He pours some rum but not much, then pours a little more. He talks to his friends some more, standing still. He holds the glasses immobile as he says more words. It crosses my mind he could be distracted over the girl that didn't text or call. But no, he is not downhearted. He is weary. He has made many Mojitos.

He comes back to where I wait, sets the glasses down, puts a wilted mint sprig in one drink and a half dead one in the other, sets them in front of me and says with a cheery tone: "Twenty three ninety, miss!"

I have a twenty in my hand and another in my wallet. I give him both. There was my dinner money. I would have one taco perhaps. I peel an honest tip from the change.
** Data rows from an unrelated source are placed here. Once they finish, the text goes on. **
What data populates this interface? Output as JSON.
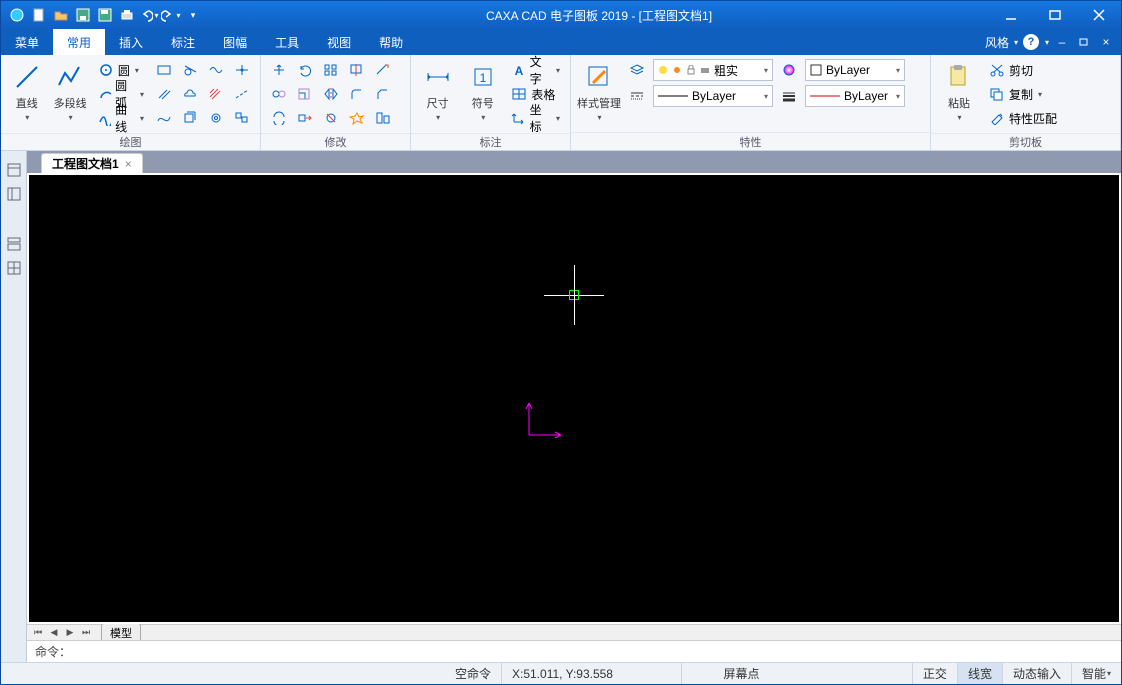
{
  "title": "CAXA CAD 电子图板 2019 - [工程图文档1]",
  "menu": {
    "items": [
      "菜单",
      "常用",
      "插入",
      "标注",
      "图幅",
      "工具",
      "视图",
      "帮助"
    ],
    "active": 1,
    "right": "风格"
  },
  "ribbon": {
    "draw": {
      "label": "绘图",
      "big": [
        {
          "l": "直线"
        },
        {
          "l": "多段线"
        }
      ],
      "mid": [
        {
          "l": "圆"
        },
        {
          "l": "圆弧"
        },
        {
          "l": "曲线"
        }
      ],
      "sm": [
        "rect",
        "cloud",
        "wave",
        "pt",
        "hatch",
        "text",
        "spline",
        "box",
        "region",
        "ellipse",
        "helix",
        "donut"
      ]
    },
    "modify": {
      "label": "修改",
      "sm": [
        "move",
        "rotate",
        "mirror",
        "trim",
        "copy",
        "scale",
        "array",
        "extend",
        "offset",
        "stretch",
        "fillet",
        "chamfer",
        "break",
        "explode",
        "align",
        "join"
      ]
    },
    "annot": {
      "label": "标注",
      "big": [
        {
          "l": "尺寸"
        },
        {
          "l": "符号"
        }
      ],
      "rows": [
        "文字",
        "表格",
        "坐标"
      ]
    },
    "style": {
      "label": "特性",
      "big": "样式管理",
      "layer_state": "粗实",
      "color": "ByLayer",
      "lt": "ByLayer",
      "lw": "ByLayer"
    },
    "clip": {
      "label": "剪切板",
      "big": "粘贴",
      "rows": [
        "剪切",
        "复制",
        "特性匹配"
      ]
    }
  },
  "doc_tab": "工程图文档1",
  "model_tab": "模型",
  "cmd": {
    "prompt": "命令：",
    "empty": "空命令",
    "coord": "X:51.011, Y:93.558",
    "screen": "屏幕点"
  },
  "status": {
    "ortho": "正交",
    "lw": "线宽",
    "dyn": "动态输入",
    "snap": "智能"
  }
}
Darkness falls. Here in the outdoor part of the restaurant, food is served on big futons that function as tables and diners sit on the edges and eat from appetizers piled in the middle. By now they are sorting out their bills. Montega and I keep each other amused with conversation for the time but soon we are reserving our energy, as the only thing we can think to talk about is the fact that we're hungry.
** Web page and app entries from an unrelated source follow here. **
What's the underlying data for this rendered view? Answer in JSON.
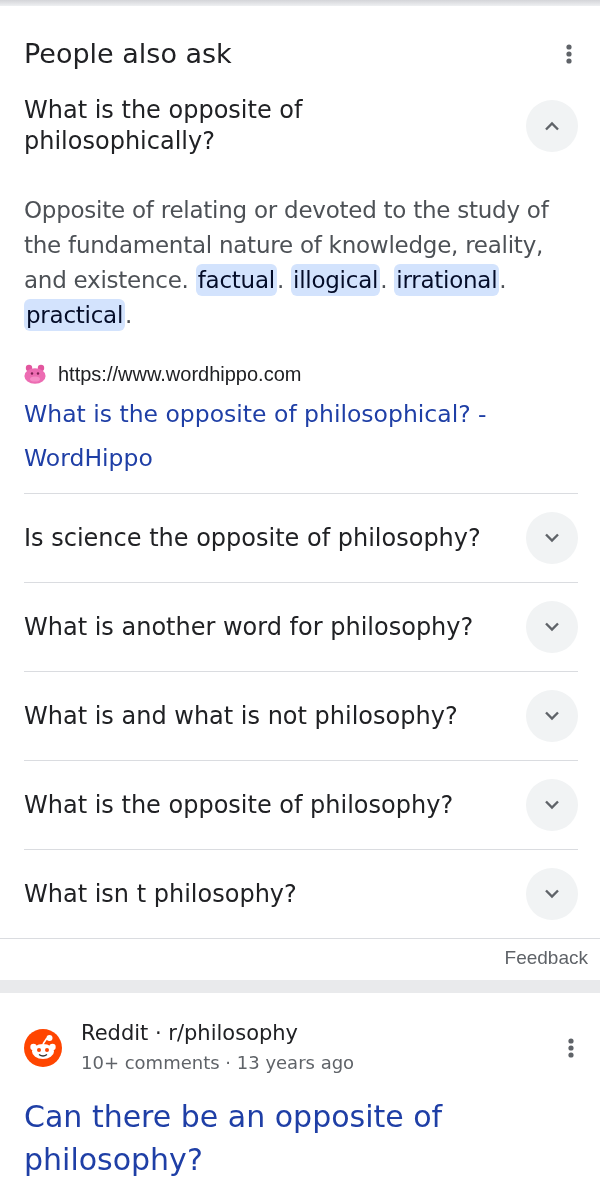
{
  "people_also_ask": {
    "title": "People also ask",
    "questions": [
      {
        "text": "What is the opposite of philosophically?",
        "expanded": true,
        "answer": {
          "text": "Opposite of relating or devoted to the study of the fundamental nature of knowledge, reality, and existence.",
          "synonyms": [
            {
              "word": "factual",
              "punctuation": "."
            },
            {
              "word": "illogical",
              "punctuation": "."
            },
            {
              "word": "irrational",
              "punctuation": "."
            },
            {
              "word": "practical",
              "punctuation": "."
            }
          ],
          "source": {
            "url": "https://www.wordhippo.com",
            "title": "What is the opposite of philosophical? - WordHippo"
          }
        }
      },
      {
        "text": "Is science the opposite of philosophy?",
        "expanded": false
      },
      {
        "text": "What is another word for philosophy?",
        "expanded": false
      },
      {
        "text": "What is and what is not philosophy?",
        "expanded": false
      },
      {
        "text": "What is the opposite of philosophy?",
        "expanded": false
      },
      {
        "text": "What isn t philosophy?",
        "expanded": false
      }
    ],
    "feedback": "Feedback"
  },
  "results": [
    {
      "source": "Reddit · r/philosophy",
      "meta": "10+ comments · 13 years ago",
      "title": "Can there be an opposite of philosophy?"
    }
  ]
}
Her purse is open so that we can see the crab. Other people's crabs are flickering and glowing. Other people laugh and saunter through the sand. My drink has had its effect and has worn off. I am ready to drive again, two hours since the drink now. The shiny Harley men get on their bikes and rev the engines that sputter, fight, fart and roar into sync. The riders fade off into the night.
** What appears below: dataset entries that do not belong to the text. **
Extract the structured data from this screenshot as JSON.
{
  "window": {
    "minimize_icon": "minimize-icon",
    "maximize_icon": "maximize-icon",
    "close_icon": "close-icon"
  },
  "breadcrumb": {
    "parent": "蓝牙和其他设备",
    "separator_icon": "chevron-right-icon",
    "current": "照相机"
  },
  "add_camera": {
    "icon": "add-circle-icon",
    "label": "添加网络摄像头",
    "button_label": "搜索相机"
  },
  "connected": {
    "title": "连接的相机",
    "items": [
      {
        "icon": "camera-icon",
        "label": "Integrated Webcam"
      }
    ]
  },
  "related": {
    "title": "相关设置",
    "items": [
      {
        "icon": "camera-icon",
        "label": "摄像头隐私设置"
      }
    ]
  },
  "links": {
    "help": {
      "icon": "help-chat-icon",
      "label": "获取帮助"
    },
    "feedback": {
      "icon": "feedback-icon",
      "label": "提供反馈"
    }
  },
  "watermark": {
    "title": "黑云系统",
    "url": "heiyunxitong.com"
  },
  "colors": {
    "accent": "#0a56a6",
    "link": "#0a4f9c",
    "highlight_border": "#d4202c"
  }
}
"I can't take it anymore." I stand up. I'm thinking of home but we've put in our two hours so I go to the host station. This time its a friendly young man with braces on his teeth. He sends me back to Montega for the crab. He needs to see its pincher to read its number.

He surmises we'd wandered too far off so the signal couldn't reach the crab. I tell him we'd been sitting at the outisde bar and other people's crabs were flickering. He offers to seat us immediately.

The food is mediocre. The customers stuff their faces beneath the big whalebone suspended from the rafters and drink many tall drinks. The waiter puts the hard sell on Montega to buy a drink she doesn't want. I plead Designated Driver and he backs off, but he puts a knee on the seat on my side of the booth, leans in toward me and seems so inspired about her having another drink I can almost swear he'll buy her one, but she knows the game. She acquiesces. He brings her a fruity martini. "How is it?"

"Better than cough syrup!" She has charm.

He laughs.

Dinner takes the rest of my money. You can't order one taco at Paradox Cove. You have to order three and they come with six tortillas.

Montega, bless her heart, is good with money and has the dollars for our parking (validation rate applies!). I shall not return to Paradox Cove unless I happen to swim past it while playing in the summer's blue blue sea. Paradox Cove, once paradise, has gone too far south for me.

* * *

They called it paradise,
I don't know why.
Call someplace paradise;
kiss it goodbye.

- Don Henley

2 comments:

Anonymous said...

Over $12 for a mojito!? Was the rum filtered through diamonds, giving it some kind of special character? Jean, I feel your pain - next time just head to Rubio's, grab a fish taco (only $1 after 2 p.m. on Tuesdays) and order a nice cold beer - pure satisfaction for under $5.

Oh, and I don't think I'll be eating at one of those over-priced, under-friendly oil vats again!

-Elizabeth

John O said...

Great story.


John O